Revisions to the Buyer-Side Mitigation Rules — On May 8, 2015, several New York entities, including the NYSPSC, filed a complaint against the NYISO under Section 206 of the FPA seeking revisions to the buyer-side market power mitigation measures of the NYISO tariff. The parties requested FERC to find that the current buyer-side mitigation rules are unjust and unreasonable because they prevent the ICAP market from functioning properly and that the rules should apply only to a limited subset of generation facilities. NRG protested the complaint. On October 9, 2015, FERC held that certain renewables and self-supply resources should be exempt from buyer-side mitigation rules and ordered the NYISO to submit a compliance filing. On February 5, 2016, FERC denied rehearing. The NYISO has yet to issue its compliance filing addressing FERC's order to develop exemptions for certain renewables and self-supply resources. The eventual disposition of this case could impact the ability of uneconomic resources to enter the New York market.
Independent Power Producers of New York (IPPNY) Complaint — On May 10, 2013, as amended on March 25, 2014, a generator trade association in New York filed a complaint at FERC against the NYISO. The generators asked FERC to direct the NYISO to require that capacity from existing generation resources that would have exited the market but for out-of-market payments under RMR-type agreements be excluded from the capacity market altogether or be offered at levels no lower than the resources' going-forward costs. The complaints point to the recent reliability services agreements entered into between the NYSPSC and generators, including Dunkirk Power, as evidence that capacity market prices are being influenced by non-market considerations.
On March 19, 2015, FERC denied IPPNY’s complaint and directed NYISO to establish a stakeholder process to consider whether there are circumstances that warrant the adoption of buyer-side mitigation rules in the rest-of-state, and whether mitigation measures would need to be in place to address any price suppressing effects of repowering agreements. On June 17, 2015, NYISO filed its compliance report describing the outcome of the stakeholder process on concluding that buyer-side mitigation measures in the rest-of-state are not warranted. On November 16, 2015, FERC directed the NYISO to provide additional information. On December 16, 2015, NYISO filed responses to FERC's request. Rehearing is pending. Failure to implement buyer-side mitigation measures could result in uneconomic entry, which artificially decreases capacity prices below competitive market levels.
Gulf Coast Region
Houston Import Project — At its April 8, 2014, meeting, the ERCOT Board endorsed a new 345 kV transmission line project designed to address purported reliability challenges related to congestion between north Texas and the Houston region. On November 14, 2014, the PUCT denied a challenge by the Company and Calpine Corp. regarding ERCOT's endorsement of the project. Following a contested hearing, in January 2016, the PUCT approved certificates of convenience and necessity authorizing the transmission utilities to proceed with the project which is projected to be operational by the summer of 2018. The project could reduce congestion-related energy prices in the Houston region, where the Company owns several generating stations.
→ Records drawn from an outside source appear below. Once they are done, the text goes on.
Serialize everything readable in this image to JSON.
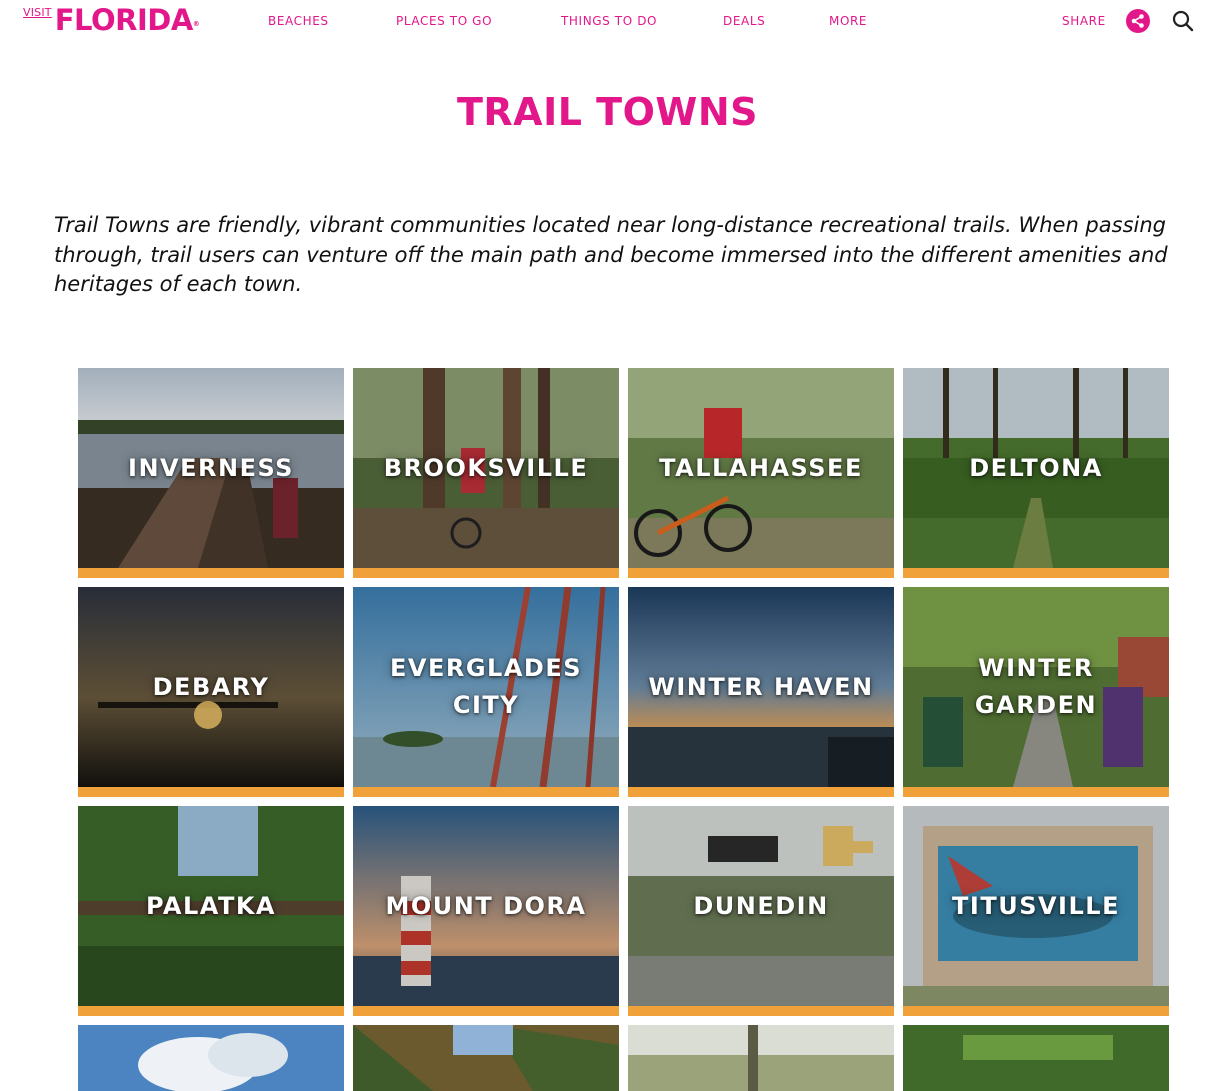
{
  "brand": {
    "visit": "VISIT",
    "name": "FLORIDA",
    "mark": "®",
    "color": "#e2178a"
  },
  "nav": [
    {
      "label": "BEACHES"
    },
    {
      "label": "PLACES TO GO"
    },
    {
      "label": "THINGS TO DO"
    },
    {
      "label": "DEALS"
    },
    {
      "label": "MORE"
    }
  ],
  "header_actions": {
    "share_label": "SHARE",
    "share_icon": "share-icon",
    "search_icon": "search-icon"
  },
  "page": {
    "title": "TRAIL TOWNS",
    "intro": "Trail Towns are friendly, vibrant communities located near long-distance recreational trails. When passing through, trail users can venture off the main path and become immersed into the different amenities and heritages of each town."
  },
  "colors": {
    "accent": "#e2178a",
    "tile_bar": "#f0a13a",
    "text": "#111111"
  },
  "towns": [
    {
      "name": "INVERNESS"
    },
    {
      "name": "BROOKSVILLE"
    },
    {
      "name": "TALLAHASSEE"
    },
    {
      "name": "DELTONA"
    },
    {
      "name": "DEBARY"
    },
    {
      "name": "EVERGLADES CITY"
    },
    {
      "name": "WINTER HAVEN"
    },
    {
      "name": "WINTER GARDEN"
    },
    {
      "name": "PALATKA"
    },
    {
      "name": "MOUNT DORA"
    },
    {
      "name": "DUNEDIN"
    },
    {
      "name": "TITUSVILLE"
    }
  ]
}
Complaints regarding the 2015/2016 Planning Resource Auction — In May 2015, the Illinois Attorney General, Public Citizen, Inc., and Southwestern Electric Cooperative, Inc. filed complaints against MISO on the grounds that the results of the MISO 2015/2016 Planning Resource Auction resulted in unjust and unreasonable prices, specifically the auction clearing price in Zone 4. NRG, on behalf of itself and GenOn, filed comments providing its view on the rationale for the market outcome.
On June 30, 2015, the Illinois Energy Consumers filed a complaint with FERC under Section 206 of the FPA regarding MISO’s Planning Resource Auction tariff provisions, stating that the current MISO tariff does not produce just and reasonable results. The complaint suggests specific tariff modifications to address these alleged deficiencies, particularly as to the initial reference level price and the failure of the MISO tariff to count capacity sold in neighboring capacity markets toward meeting local clearing requirements in effect for the zones where capacity is physically located. On October 20, 2015, FERC held a technical conference on MISO's Planning Resource Auction, which in part addressed changes to MISO's auction design.
On December 31, 2015, FERC issued an order directing MISO to change key portions of its capacity market tariff, including restricting the ability of suppliers to place offers up to a MISO-developed opportunity cost. FERC mandated several changes to the auction, to be in place before the next planning resource auction in 2016. MISO is pursuing its own stakeholder reforms process to create different rules and implement price formation reforms as to its restructured retail market zones, including Zone 4. FERC expressly declined to rule on the portion of the complaint addressing the outcome of the 2015 Zone 4 auction, and instead stated that its investigation into the conduct of the auction remained pending. Rehearing is pending.